- An example of this type of drug is Gemfibrozil which is commonly available under the brand name Lopid
- This type successfully decreases the levels of LDL (bad) cholesterol in the blood (by up to 60%). This is due to the inhibiting of an enzyme in the body, HMG-CoA Reductase, which controls the rate of cholesterol production by the body itself. They also allow the liver to increase it’s natural ability to remove the LDL Cholesterol from the blood.
- There are currently five statin drugs on the market in the United States: lovastatin, simvastatin, pravastatin, fluvastatin, and atorvastatin
Calcium Channel Blocker
Has the effect of relaxing the blood vessels, and is used for the treatment of high blood pressure and chest pain. The cells of the heart contract in order to pump blood into the arteries. This requires calcium which passes into the cells via tiny ‘channels’. Calcium-channel blockers reduce the amount of calcium that goes into these muscle cells, causing them to relax. The effect widens the arteries which helps to lower the blood pressure.
An example of this type of drug is Verapamil, which is also commonly available under the brand name Verapamil.
makes the heart contract harder and is used when the heart’s pumping function has been weakened; it also slows some fast heart rhythms.
An example of this type of drug is Digoxin which is commonly available under the brand name Lanoxin.
Diuretics decrease the fluid level in the body and are used to treat high blood pressure. They are often referred to as “water pills.” because they work by increasing the amount of fluid and salt that is passed in the urine. This has some effect on reducing the fluid in the circulation which reduces blood pressure. They may also have a ‘relaxing’ effect on the blood vessels which reduces the pressure within the blood vessels. Only a low dose of a diuretic is needed to treat high blood pressure. Therefore, the diuretic effect is not particularly noticeable.

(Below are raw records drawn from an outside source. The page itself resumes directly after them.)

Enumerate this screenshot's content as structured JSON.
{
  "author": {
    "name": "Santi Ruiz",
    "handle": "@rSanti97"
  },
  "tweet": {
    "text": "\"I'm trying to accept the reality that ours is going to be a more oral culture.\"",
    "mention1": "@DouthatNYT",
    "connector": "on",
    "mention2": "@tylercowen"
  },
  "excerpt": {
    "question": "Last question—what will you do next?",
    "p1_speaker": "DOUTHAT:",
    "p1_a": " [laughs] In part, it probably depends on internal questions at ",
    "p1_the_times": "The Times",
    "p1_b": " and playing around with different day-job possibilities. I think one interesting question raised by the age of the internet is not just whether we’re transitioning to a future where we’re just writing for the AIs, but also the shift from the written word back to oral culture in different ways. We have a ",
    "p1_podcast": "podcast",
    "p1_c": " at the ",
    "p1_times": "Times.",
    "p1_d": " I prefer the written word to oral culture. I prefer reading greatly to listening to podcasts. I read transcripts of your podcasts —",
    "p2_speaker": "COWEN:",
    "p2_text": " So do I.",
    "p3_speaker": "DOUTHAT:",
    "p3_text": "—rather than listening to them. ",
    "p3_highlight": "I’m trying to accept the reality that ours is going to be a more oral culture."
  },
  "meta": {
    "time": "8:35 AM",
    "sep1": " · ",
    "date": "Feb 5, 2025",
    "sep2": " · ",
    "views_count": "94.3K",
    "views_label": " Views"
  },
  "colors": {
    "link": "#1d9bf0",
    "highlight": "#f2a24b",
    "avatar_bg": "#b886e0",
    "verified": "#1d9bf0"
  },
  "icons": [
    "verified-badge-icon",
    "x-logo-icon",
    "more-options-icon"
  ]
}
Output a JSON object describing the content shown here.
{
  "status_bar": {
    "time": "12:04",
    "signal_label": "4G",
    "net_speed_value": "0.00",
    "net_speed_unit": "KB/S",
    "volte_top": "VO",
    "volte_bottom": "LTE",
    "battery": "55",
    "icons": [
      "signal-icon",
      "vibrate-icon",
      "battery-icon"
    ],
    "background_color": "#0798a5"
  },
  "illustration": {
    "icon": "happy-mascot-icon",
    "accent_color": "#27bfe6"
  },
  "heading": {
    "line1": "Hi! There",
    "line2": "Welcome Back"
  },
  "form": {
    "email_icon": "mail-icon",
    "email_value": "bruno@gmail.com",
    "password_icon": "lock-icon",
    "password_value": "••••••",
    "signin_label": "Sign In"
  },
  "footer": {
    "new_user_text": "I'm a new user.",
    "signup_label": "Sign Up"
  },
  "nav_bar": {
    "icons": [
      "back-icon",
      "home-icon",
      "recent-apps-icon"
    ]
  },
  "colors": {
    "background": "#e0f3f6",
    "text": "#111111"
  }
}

An example of this type of drug is Losartan used in combination with Hydrochlorothiazide, which is commonly available under the brand name Hyzaar. You can find a review of this medication here: Hyzaar
Nitrates (including nitroglycerine)
An angina pain develops if part of the heart muscle does not get as much blood and oxygen as it needs. (Blood flow to heart muscle is restricted because the coronary arteries are narrowed.) Nitrates mainly work by relaxing the blood vessels in the body. This causes them to dilate (widen) – Vasodilation. This then makes it easier for the heart to pump blood and reduces the ‘strain’ on the heart. This means the heart muscle does not need as much blood and oxygen supply.
An example of this type of drug is Prazosin which is commonly available under the brand name Minipress. You can find a review of this medication here: Minipress
These are also called “clot busting drugs,” they are given during a heart attack to break up a blood clot in a coronary artery in order to restore blood flow.
An example of this type of drug is Clopidogrel Bisulfate, which is commonly available under the brand name Plavix.
You can find a review of this medication here:
As with all types of drugs, heart drugs can cause side effects. If side effects occur, report them to your doctor. Often, a change in the dose or type of a medication, or the use of a combination of drugs can reduce or eliminate the side effect.
If you enjoyed reading this article, and have considered the possibility of pursuing a future career in medecine, then studying through Benedictine University online courses offers you a way to gain your medical qualifications, and open the door to making an impact in the public health field.